Assignment: Pull each line holding "month" out of the entries below.

Listed records:
Start of Block

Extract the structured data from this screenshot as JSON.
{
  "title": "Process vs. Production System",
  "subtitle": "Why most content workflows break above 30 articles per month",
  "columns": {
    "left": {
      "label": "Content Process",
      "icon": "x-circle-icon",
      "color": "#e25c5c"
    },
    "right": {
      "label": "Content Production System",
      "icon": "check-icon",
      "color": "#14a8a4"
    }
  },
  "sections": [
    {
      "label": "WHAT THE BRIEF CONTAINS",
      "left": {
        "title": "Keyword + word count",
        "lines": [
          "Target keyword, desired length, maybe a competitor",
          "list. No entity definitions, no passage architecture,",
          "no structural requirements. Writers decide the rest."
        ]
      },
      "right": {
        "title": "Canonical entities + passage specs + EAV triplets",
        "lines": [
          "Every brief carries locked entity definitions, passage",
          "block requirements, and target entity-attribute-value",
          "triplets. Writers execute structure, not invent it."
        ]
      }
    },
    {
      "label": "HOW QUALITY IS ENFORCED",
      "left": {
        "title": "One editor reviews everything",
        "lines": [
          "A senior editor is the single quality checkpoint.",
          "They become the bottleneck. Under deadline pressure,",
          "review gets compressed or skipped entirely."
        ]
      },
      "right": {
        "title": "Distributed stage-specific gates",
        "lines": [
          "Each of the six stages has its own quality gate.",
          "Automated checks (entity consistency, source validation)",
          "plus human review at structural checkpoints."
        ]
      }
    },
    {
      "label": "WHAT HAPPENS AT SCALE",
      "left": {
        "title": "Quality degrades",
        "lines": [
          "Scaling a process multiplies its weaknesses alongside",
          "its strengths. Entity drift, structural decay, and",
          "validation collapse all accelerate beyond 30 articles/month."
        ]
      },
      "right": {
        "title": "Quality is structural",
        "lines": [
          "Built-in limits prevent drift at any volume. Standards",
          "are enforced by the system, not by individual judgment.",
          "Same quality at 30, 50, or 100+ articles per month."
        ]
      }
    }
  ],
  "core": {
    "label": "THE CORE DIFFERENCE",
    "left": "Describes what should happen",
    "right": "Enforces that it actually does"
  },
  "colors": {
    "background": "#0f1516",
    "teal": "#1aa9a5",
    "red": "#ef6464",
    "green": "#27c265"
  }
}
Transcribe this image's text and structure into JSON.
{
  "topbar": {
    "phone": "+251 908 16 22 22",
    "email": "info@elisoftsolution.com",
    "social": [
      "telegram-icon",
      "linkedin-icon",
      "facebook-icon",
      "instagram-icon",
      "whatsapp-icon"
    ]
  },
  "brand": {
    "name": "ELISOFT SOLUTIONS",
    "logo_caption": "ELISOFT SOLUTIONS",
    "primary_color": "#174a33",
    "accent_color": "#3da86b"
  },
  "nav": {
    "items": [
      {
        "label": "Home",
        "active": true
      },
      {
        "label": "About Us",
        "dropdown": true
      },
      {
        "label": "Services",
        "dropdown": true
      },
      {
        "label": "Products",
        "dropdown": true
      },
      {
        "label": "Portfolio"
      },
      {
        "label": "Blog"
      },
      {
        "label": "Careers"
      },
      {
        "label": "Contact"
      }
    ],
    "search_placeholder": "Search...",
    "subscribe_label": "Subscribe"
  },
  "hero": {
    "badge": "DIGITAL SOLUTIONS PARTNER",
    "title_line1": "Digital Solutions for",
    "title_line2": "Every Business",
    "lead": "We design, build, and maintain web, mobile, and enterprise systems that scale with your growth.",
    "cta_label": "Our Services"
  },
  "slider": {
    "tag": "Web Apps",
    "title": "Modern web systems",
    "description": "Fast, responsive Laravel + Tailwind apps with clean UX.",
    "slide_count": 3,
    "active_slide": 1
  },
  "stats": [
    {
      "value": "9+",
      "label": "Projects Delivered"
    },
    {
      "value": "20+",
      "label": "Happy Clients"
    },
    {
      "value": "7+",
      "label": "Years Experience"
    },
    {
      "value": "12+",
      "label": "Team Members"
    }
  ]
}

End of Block

Solved problem:
  "subtitle": "Why most content workflows break above 30 articles per month",
          "validation collapse all accelerate beyond 30 articles/month."
          "Same quality at 30, 50, or 100+ articles per month."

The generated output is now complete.